*Records for the task*:
-- Opening Marker --

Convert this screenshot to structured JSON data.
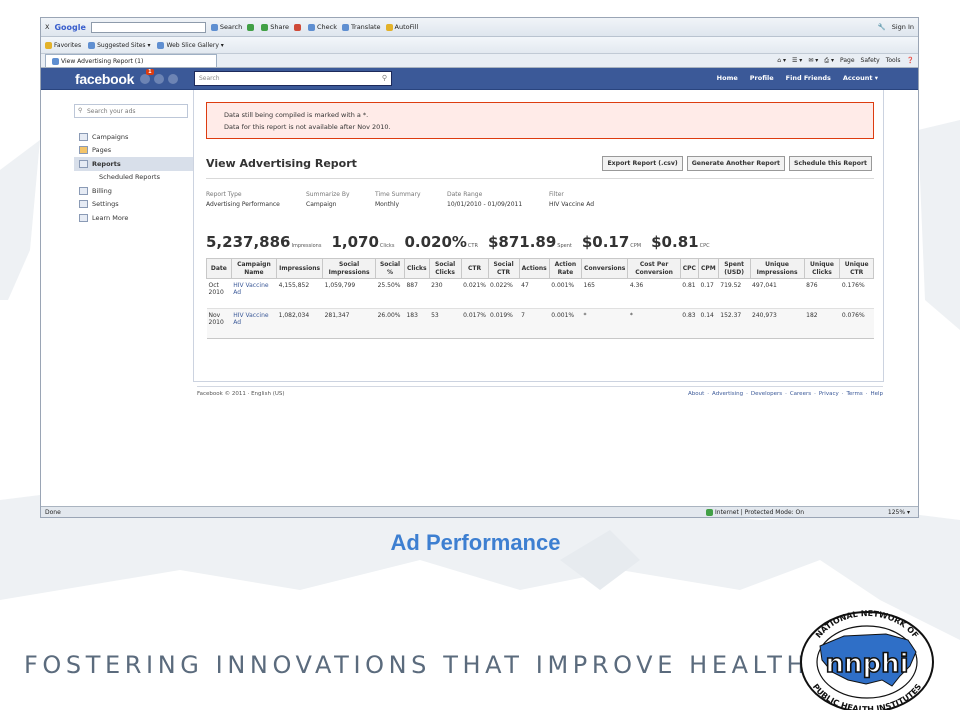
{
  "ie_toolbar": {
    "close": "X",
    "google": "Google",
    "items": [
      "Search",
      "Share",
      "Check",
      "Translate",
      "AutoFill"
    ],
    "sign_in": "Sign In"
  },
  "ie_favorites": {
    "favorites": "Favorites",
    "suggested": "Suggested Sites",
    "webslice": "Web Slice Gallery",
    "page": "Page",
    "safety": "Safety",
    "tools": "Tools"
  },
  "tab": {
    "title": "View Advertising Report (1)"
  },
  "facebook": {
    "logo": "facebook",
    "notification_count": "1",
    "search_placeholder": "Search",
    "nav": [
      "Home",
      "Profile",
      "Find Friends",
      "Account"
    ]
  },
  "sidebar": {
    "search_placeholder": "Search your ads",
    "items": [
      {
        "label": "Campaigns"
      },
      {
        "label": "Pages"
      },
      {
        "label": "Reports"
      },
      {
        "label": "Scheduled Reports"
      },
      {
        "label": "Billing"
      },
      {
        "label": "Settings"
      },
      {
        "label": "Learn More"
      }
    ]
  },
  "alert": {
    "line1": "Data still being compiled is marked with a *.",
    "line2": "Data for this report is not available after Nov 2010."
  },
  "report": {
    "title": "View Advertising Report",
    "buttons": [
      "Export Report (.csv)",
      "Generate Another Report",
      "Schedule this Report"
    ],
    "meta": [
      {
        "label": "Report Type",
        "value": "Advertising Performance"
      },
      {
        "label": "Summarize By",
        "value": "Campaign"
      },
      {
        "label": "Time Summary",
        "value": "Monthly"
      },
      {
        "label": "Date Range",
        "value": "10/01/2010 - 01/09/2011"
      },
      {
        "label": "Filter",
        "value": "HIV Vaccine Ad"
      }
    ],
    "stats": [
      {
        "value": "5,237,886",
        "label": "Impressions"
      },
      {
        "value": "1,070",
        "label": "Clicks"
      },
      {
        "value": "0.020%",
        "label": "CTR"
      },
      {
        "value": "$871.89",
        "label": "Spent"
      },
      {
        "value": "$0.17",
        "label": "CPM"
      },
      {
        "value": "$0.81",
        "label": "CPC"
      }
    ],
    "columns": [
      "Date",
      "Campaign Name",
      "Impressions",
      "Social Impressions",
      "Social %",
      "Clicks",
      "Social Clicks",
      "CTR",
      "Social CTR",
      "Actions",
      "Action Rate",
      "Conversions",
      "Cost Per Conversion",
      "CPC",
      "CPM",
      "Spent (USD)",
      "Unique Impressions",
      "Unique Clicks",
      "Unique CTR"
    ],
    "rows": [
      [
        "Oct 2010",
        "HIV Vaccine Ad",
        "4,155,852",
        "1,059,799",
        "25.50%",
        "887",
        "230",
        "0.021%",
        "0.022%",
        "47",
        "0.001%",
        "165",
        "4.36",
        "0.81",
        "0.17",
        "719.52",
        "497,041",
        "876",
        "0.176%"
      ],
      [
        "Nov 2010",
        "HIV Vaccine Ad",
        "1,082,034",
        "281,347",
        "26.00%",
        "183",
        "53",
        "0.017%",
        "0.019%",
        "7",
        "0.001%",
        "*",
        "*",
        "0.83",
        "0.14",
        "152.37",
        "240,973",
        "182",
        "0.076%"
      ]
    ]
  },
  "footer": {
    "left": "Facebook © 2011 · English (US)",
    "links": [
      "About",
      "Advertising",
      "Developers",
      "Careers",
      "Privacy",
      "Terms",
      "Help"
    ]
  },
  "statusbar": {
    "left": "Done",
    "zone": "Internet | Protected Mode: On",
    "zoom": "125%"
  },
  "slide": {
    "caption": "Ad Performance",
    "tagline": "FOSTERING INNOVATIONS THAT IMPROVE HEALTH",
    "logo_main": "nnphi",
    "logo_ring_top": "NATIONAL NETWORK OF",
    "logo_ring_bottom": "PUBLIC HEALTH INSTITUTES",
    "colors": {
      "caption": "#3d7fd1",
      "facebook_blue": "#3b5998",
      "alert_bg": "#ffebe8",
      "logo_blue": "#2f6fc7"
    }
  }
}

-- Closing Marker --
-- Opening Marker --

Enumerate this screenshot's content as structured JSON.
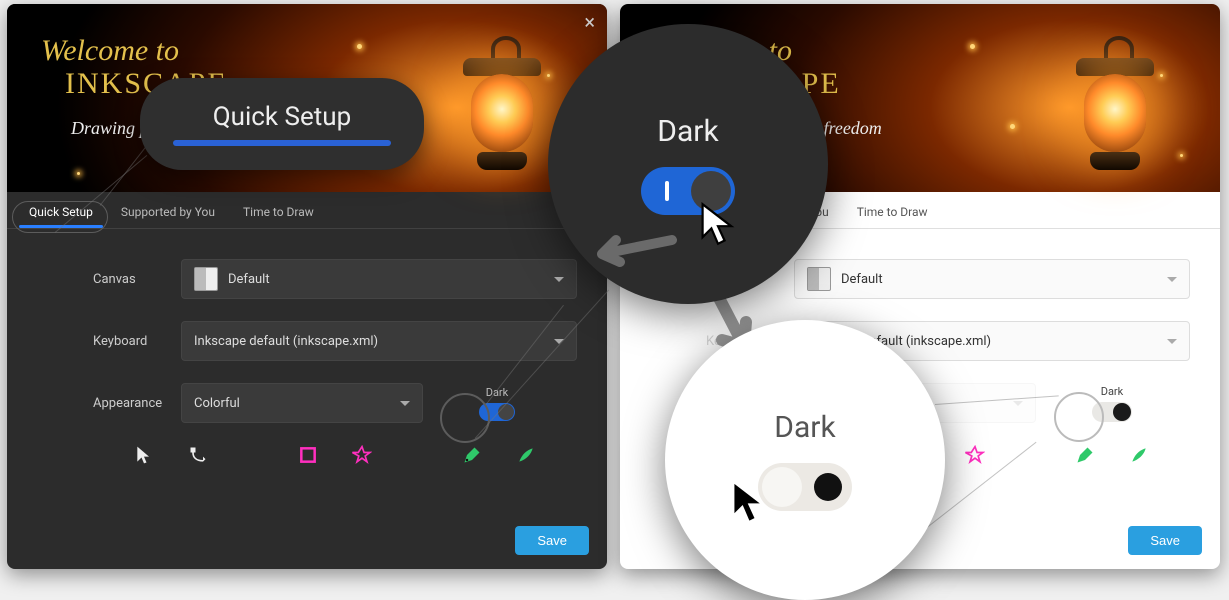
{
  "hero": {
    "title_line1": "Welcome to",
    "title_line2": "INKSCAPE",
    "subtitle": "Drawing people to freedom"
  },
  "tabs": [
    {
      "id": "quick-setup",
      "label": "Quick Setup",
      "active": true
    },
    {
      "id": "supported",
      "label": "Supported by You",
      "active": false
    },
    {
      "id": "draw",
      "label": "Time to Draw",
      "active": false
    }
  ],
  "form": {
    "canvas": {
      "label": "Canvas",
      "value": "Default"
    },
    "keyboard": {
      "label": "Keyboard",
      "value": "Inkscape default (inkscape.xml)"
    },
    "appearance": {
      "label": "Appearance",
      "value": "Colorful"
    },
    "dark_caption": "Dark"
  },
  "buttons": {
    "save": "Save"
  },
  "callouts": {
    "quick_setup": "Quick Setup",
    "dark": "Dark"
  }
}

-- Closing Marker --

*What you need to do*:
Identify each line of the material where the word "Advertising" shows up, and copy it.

*Solution*:
    "title": "View Advertising Report (1)"
    "title": "View Advertising Report",
        "value": "Advertising Performance"
      "Advertising",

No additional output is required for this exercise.